From folding smartphones to self-driving cars, technology has come on a long way in the last 30 years.
And it seems that back in 1989, predictions for what technology in our homes would look like today weren’t actually far off.
A clip from BBC show ‘Tomorrow’s World’ that aired in 1989 has been unveiled, in which experts revealed their predictions for British homes in 2020.
Some of the predictions including vanishing windows and charging walls were slightly off the mark, while others have actually become a reality today.
In the clip, presenter Christine MacNulty said: “People will want all the benefits of modern technology but without all the cluttered and complex gadgetry that we have today.
"They'll want homes that work for them. By 2020, all of this will be possible. We'll have things under control without all of these knobs and buttons.
"And what's more, the technology itself will be embedded in the very fabric of the house and its furnishings.”
The experts predicted that houses would feature lights that automatically switch on and off when you walk between rooms, while music could be switched on with simple commands.
This prediction proved to be correct; there are now several motion-sensor smart lights availble, such as the Philips Hue, as well as voice-controlled smart speakers like the Amazon Echo and Google Home.
However, one prediction that is yet to become a reality was the end of powerpoint plugs.
In the video, the presenter said: “No more powerpoints. Plugs become pads picking up power from anywhere on the wall.”
While several tech firms have launched wireless chargers, we’re yet to see this technology embedded in the walls of our homes!
The experts also predicted that windows could transform into walls, TV screens or computers by 2020.
The presenter explained: “A simple command can turn a window into a wall, and you could decorate it how you want. Or it could be a television or computer screen.”
While this technology isn’t mainstream yet, back in 2016 Panasonic revealed a transparent TV that can either be used as a window or TV screen.
Finally, the clip touches on pressures to cut down on fossil fuels – which is certainly true today.

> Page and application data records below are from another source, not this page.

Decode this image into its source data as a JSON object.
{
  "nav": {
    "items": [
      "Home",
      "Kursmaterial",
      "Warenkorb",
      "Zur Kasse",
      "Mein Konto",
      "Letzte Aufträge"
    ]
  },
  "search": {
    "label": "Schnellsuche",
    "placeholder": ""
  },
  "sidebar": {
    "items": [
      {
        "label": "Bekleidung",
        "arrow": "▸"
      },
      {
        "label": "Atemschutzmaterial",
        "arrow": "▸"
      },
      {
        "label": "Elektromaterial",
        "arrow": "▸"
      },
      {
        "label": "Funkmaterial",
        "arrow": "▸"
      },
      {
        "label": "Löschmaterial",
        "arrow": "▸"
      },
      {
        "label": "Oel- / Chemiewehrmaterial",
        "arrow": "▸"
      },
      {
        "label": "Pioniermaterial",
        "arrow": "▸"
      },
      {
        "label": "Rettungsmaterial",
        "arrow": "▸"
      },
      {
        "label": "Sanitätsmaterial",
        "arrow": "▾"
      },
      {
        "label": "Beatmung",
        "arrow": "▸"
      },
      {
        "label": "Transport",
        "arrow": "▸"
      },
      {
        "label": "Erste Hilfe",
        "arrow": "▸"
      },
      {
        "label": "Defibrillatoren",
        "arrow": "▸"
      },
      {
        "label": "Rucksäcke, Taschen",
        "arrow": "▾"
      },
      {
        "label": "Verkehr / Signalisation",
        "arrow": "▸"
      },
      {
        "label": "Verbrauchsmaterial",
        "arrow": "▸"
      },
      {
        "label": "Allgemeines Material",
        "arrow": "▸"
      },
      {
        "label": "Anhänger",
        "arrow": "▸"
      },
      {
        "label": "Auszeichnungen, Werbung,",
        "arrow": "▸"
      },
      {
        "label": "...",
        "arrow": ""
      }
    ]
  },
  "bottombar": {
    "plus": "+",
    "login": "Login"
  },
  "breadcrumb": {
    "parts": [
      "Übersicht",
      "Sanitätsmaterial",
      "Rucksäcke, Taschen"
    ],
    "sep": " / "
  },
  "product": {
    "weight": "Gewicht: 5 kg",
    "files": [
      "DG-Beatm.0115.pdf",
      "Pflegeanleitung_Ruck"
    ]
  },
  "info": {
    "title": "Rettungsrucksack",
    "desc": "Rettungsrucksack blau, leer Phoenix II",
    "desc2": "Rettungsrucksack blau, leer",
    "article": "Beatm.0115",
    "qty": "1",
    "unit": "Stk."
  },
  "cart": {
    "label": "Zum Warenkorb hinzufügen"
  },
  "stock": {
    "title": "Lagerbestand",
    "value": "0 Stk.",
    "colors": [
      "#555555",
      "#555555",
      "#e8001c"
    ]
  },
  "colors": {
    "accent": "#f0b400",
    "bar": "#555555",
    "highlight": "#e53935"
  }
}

Ms MacNulty said: “By 2020, there will have been enormous pressure on us to cut down on our burning of fossil fuels to protect the environment.
“This means that energy management in our homes will become of critical importance.”
Source: Read Full Article